● **Work to complete**
Every record below needs to be written out exactly, apart from the pictures.

● **Records provided**
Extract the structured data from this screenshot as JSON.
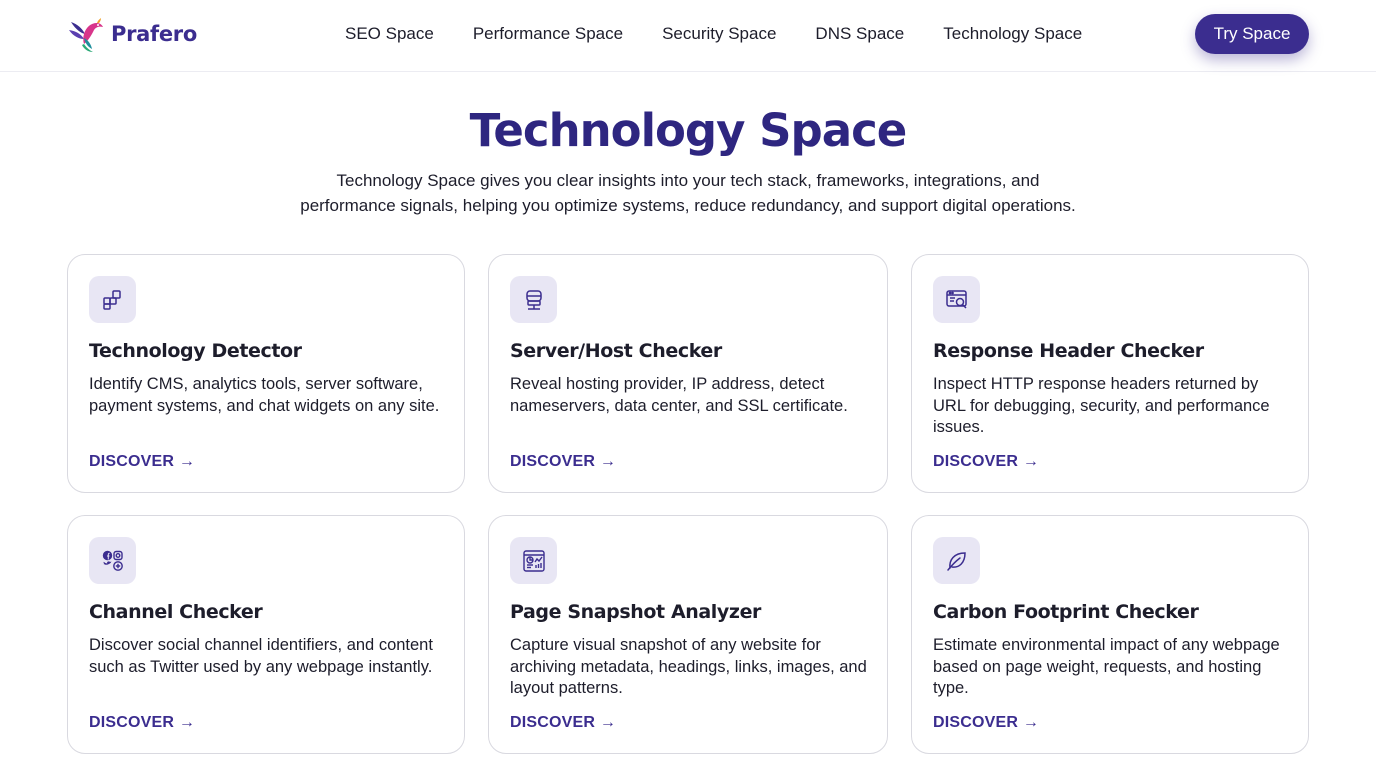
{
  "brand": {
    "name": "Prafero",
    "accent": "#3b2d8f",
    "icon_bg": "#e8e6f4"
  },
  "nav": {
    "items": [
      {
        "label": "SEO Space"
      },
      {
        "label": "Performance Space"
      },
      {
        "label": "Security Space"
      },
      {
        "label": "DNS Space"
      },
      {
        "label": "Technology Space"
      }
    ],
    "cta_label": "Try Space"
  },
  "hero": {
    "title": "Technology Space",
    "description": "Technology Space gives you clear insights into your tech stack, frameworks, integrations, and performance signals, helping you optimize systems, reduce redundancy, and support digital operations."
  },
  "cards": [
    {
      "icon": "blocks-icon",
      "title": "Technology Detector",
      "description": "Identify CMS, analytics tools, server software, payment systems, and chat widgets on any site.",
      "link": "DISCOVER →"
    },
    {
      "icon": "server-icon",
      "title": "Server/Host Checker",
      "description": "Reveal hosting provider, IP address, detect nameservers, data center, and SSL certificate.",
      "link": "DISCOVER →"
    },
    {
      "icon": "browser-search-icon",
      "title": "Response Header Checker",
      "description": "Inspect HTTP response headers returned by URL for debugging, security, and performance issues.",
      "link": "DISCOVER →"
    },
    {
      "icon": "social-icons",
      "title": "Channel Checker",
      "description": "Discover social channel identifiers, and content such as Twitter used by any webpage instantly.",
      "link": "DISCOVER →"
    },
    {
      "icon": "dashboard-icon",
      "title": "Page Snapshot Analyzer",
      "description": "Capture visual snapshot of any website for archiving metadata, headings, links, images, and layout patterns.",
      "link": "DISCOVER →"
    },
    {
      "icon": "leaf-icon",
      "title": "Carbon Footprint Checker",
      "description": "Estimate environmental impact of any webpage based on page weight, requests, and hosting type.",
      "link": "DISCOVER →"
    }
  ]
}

● **Reply to the exercise**
Extract the structured data from this screenshot as JSON.
{
  "brand": {
    "name": "Prafero",
    "accent": "#3b2d8f",
    "icon_bg": "#e8e6f4"
  },
  "nav": {
    "items": [
      {
        "label": "SEO Space"
      },
      {
        "label": "Performance Space"
      },
      {
        "label": "Security Space"
      },
      {
        "label": "DNS Space"
      },
      {
        "label": "Technology Space"
      }
    ],
    "cta_label": "Try Space"
  },
  "hero": {
    "title": "Technology Space",
    "description": "Technology Space gives you clear insights into your tech stack, frameworks, integrations, and performance signals, helping you optimize systems, reduce redundancy, and support digital operations."
  },
  "cards": [
    {
      "icon": "blocks-icon",
      "title": "Technology Detector",
      "description": "Identify CMS, analytics tools, server software, payment systems, and chat widgets on any site.",
      "link": "DISCOVER →"
    },
    {
      "icon": "server-icon",
      "title": "Server/Host Checker",
      "description": "Reveal hosting provider, IP address, detect nameservers, data center, and SSL certificate.",
      "link": "DISCOVER →"
    },
    {
      "icon": "browser-search-icon",
      "title": "Response Header Checker",
      "description": "Inspect HTTP response headers returned by URL for debugging, security, and performance issues.",
      "link": "DISCOVER →"
    },
    {
      "icon": "social-icons",
      "title": "Channel Checker",
      "description": "Discover social channel identifiers, and content such as Twitter used by any webpage instantly.",
      "link": "DISCOVER →"
    },
    {
      "icon": "dashboard-icon",
      "title": "Page Snapshot Analyzer",
      "description": "Capture visual snapshot of any website for archiving metadata, headings, links, images, and layout patterns.",
      "link": "DISCOVER →"
    },
    {
      "icon": "leaf-icon",
      "title": "Carbon Footprint Checker",
      "description": "Estimate environmental impact of any webpage based on page weight, requests, and hosting type.",
      "link": "DISCOVER →"
    }
  ]
}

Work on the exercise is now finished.